Hold your horses
 

  • We anticipate the Fed will keep the federal funds rate unchanged at 5.25%–5.50% at the January Federal Open Market Committee (FOMC) meeting. This will likely represent the 13th consecutive unanimous vote since June 2022, and perhaps the last one as we anticipate more frequent dissents in the coming months.
     
  • The Fed’s tightening bias will likely disappear from the FOMC statement with the phrase “in determining the extent of any additional policy firming that may be appropriate” likely to be removed. Instead, Fed officials may prefer a more neutral tone such as the “in determining the extent to which monetary policy should remain as restrictive” or “in determining how long to hold monetary policy unchanged,” without committing to any specific timeline. 
     
  • The Fed’s summary of economic projections will not be updated at this meeting, and we anticipate Fed Chair Jerome Powell will refer to the December projections to support policy optionality. As a reminder, the Fed’s median rate expectations (the dot plot) indicates 75 basis points (bps) of rate cuts this year with the federal funds rate closing 2024 at 4.6%. 
     
  • The press conference will be scrutinized for any signal on when the Fed might start cutting interest rates. While Powell will not want to signal any precise timeline on the onset of rate cuts, the timing of policy easing will surely be the main point of discussion during the two-day meeting.

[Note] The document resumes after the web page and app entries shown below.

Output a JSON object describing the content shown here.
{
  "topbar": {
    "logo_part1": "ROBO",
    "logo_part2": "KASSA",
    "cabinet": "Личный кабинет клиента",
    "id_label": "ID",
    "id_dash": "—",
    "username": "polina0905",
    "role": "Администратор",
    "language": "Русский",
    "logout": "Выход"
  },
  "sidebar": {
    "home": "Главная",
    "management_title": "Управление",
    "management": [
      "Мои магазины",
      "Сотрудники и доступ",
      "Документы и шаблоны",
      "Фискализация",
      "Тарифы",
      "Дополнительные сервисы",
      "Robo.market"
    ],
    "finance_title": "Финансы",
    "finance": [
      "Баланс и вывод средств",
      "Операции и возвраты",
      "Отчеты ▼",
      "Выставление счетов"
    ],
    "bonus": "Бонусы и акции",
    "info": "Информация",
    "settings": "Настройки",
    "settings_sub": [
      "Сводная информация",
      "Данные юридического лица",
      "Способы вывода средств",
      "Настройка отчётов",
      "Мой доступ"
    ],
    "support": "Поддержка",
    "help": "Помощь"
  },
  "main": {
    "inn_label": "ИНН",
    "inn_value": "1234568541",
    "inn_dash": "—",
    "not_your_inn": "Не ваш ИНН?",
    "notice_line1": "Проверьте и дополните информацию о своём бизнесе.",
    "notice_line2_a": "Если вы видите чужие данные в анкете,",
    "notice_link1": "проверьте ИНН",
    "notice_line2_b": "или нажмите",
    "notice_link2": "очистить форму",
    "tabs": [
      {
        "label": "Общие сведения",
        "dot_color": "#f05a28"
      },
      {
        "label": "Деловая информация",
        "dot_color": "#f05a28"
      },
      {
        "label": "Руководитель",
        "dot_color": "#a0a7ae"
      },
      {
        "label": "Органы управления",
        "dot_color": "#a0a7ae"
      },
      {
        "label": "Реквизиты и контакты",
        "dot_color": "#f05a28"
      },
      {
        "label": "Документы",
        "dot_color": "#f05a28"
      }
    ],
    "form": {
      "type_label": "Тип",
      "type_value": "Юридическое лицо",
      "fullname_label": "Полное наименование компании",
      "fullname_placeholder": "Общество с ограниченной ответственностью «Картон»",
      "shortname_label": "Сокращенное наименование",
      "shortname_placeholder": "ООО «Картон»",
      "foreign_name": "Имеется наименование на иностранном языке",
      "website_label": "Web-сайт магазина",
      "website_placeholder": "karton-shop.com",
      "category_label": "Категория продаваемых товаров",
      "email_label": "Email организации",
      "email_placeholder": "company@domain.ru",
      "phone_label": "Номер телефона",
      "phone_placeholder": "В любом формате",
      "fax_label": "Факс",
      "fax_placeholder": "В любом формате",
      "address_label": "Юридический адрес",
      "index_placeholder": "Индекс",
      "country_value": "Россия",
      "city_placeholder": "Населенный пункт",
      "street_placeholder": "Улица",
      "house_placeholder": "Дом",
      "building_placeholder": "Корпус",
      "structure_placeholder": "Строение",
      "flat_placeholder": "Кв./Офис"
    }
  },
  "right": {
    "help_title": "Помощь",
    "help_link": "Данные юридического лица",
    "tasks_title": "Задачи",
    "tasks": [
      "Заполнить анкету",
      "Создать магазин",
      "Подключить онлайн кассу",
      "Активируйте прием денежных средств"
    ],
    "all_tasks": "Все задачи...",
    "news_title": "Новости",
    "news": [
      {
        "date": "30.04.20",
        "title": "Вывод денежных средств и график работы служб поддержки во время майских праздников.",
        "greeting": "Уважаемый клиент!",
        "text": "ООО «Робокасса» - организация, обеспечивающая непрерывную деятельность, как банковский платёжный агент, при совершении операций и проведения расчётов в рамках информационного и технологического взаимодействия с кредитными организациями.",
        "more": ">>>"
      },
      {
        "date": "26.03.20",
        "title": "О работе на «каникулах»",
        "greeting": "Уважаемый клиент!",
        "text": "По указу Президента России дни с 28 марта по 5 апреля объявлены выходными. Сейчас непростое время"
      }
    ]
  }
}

    • If policymakers’ sentiment is that they’re likely to wait until after March to make a rate cut decision, we believe Powell will favor a more hawkish tone and promote policy optionality, especially with markets continuing to price early and rapid rate cuts starting in March.
       
    • If, on the contrary, Powell wants to signal the March FOMC as being a “live” one, he will look to communicate that intent during the press conference with language such as “soon” or “at upcoming meetings.” 
       
  • While we believe the optimal decision would be to start easing policy in March, and some policymakers may agree, it doesn’t appear likely the majority will be ready to start cutting rates by mid-March. 
     
  • Why not? We should not forget that the Fed’s commitment to getting inflation sustainably back to the 2% inflation target remains unwavering, and rate cuts will be mechanically tied to inflation data. We anticipate some inflation bumpiness in the coming months so that while the three- and six-month personal consumption expenditures (PCE) inflation gauge moved below 2% in December, they might rebound slightly in January and February.
     
  • In short, there is little doubt that Fed policymakers are noticing the faster (and less painful) disinflationary process. Still, the ghost of Arthur Burns and legacy of Paul Volcker are very much present in the Eccles building. Since no official wants to be seen has having eased policy prematurely, the odds favor a careful approach.
     
  • We look for Powell to frame future rate cuts as policy recalibration with the Fed implementing nominal interest rate cuts in a lower inflation environment to maintain real interest rates stable.
     
  • Quantitative tightening (QT) will continue apace, but Powell will likely signal the onset of discussions on tapering QT.
     
  • We anticipate 100bps of rates cuts this year, coming at the May, June, September and December meetings, but faster disinflation could favor the Fed doing more cutting in H2.

The views reflected in this article are the views of the author(s) and do not necessarily reflect the views of Ernst & Young LLP or other members of the global EY organization.